Source: PDQ Integrative, Alternative, and Complementary Therapies Editorial Board. Cannabis and Cannabinoids: Patient Version.

My body is full of cannabinoids?

Yes! Endocannabinoids! Endo- is a root word meaning “inside.” You can find endocannabinoids (and cannabinoid receptors) in the “immune system, nervous system, and virtually all of the body’s organs” (Alger). The bright side of this is that cannabis has huge therapeutic potential to affect a lot of different parts of the body. The downside is, with such a massive system, it can be hard to target a specific area or organ with cannabis.

Source: Alger, Bradley E. “Getting high on the endocannabinoid system.” Cerebrum.

Why do people fight so much about cannabis?

People have been fighting about cannabis for a long, long time—thousands of years, actually. It’s been cultivated all over the world, and it’s also been outlawed all over the world by many different governments and religions. It was rejected by Taoist China in 600 BCE; prohibited in Islamic Damascus in 1265; banned by the Catholic Pope in 1484. But why?

A few theories. One—wealthy landowners feared their workers would be less productive and subservient if they used cannabis. Two—cannabis was often associated with minority religions and shamanism, and leaders of majority religions saw the prohibition of cannabis as a tool in discouraging minority religious practice. Three—pretty much every psychoactive substance gets prohibited at one point or another. Alcohol. Hallucinogens. Caffeine. Cannabis. Substances that change the way people think tend to stoke fears about social unrest. And the ruling class (who usually prefers to keep ruling) doesn’t want social unrest.

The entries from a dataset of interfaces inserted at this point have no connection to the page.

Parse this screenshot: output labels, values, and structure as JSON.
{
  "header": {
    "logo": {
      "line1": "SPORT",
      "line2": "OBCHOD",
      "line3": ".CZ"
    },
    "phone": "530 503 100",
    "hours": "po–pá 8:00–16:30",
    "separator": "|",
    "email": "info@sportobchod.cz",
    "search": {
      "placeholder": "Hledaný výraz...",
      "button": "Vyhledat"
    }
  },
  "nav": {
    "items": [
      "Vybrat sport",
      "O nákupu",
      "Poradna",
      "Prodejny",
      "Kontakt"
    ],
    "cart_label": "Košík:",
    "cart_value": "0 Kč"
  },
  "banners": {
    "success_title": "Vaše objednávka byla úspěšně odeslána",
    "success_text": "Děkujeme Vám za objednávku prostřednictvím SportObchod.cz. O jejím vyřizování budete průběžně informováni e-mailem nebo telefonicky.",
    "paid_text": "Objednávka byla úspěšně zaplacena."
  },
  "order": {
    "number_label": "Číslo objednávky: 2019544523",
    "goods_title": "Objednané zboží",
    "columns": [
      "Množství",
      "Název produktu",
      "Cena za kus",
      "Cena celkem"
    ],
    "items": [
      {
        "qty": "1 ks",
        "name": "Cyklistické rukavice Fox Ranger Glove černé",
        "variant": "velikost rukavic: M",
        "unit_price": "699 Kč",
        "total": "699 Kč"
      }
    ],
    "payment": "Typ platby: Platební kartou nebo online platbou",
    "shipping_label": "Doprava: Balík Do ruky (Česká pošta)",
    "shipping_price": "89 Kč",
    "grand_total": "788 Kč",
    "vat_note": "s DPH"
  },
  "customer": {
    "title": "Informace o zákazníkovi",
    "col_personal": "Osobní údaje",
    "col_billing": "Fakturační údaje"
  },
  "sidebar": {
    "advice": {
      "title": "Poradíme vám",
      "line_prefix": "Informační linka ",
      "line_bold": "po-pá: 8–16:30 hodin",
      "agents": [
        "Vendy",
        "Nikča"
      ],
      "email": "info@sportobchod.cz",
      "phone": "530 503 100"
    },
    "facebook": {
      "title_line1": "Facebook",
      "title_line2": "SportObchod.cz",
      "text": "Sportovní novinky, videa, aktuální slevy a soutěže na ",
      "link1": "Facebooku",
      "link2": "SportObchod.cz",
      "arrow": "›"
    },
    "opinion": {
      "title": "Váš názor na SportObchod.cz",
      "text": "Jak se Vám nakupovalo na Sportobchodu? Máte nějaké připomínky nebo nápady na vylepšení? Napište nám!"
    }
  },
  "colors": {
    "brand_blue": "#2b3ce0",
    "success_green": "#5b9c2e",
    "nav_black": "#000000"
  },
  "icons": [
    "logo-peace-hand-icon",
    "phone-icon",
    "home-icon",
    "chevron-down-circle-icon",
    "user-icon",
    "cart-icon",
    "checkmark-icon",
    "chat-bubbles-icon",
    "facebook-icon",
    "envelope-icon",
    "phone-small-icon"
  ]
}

Source: Stoa, Ryan. “A brief global history of the war on cannabis.” The MIT Press Reader.

Cannabis, hemp, CBD, THC... What's the difference?

Cannabis is a genus of plants. A genus is just a biological group. For example, both wolves (Canis lupus) and domestic dogs (Canis familiaris) are in the genus Canis. The most commonly recognized species of cannabis are Cannabis sativa and Cannabis indica.

Though Cannabis sativa is more widespread, the two species are similar. You can get high from either; both contain cannabinoids.

You probably already have at least a vague picture of cannabis in your head. You know. Pointy green leaves. Also known as pot, weed, marijuana, ganja, and a lot of other things.

Hemp is also cannabis. This can get confusing since laws will sometimes decree that hemp is legal and cannabis is illegal. So what’s the deal? Hemp is cultivated specifically for non-psychoactive purposes. Ever seen a shirt made out of hemp?

Cannabis can be classified as hemp if it has little to no THC.

THC is the psychoactive compound in cannabis. It’s the thing that makes your head feel high. CBD is another common compound in cannabis, but it has no psychoactive effect. It won’t make you feel high, and it’s currently being studied widely for potential therapeutic benefits.

THC and CBD oil come from the leaves and flowers of the cannabis plant. Don’t confuse CBD oil with hemp seed oil or hemp oil. Hemp seed oil is made from the seeds of hemp plants, and it doesn’t contain cannabinoids. No THC, no CBD. No fun.

So, in sum:

Cannabis is a plant that can contain THC and CBD.

Hemp is a type of cannabis that doesn’t contain THC.

THC is a compound found in cannabis that makes you feel high.

CBD is a compound found in cannabis and hemp that doesn’t make you feel high.

Hemp seed oil or hemp oil is basically just cooking oil.

Source: Hilderbrand, R.L. “Hemp & Cannabidiol: What is a Medicine?” Missouri Medicine.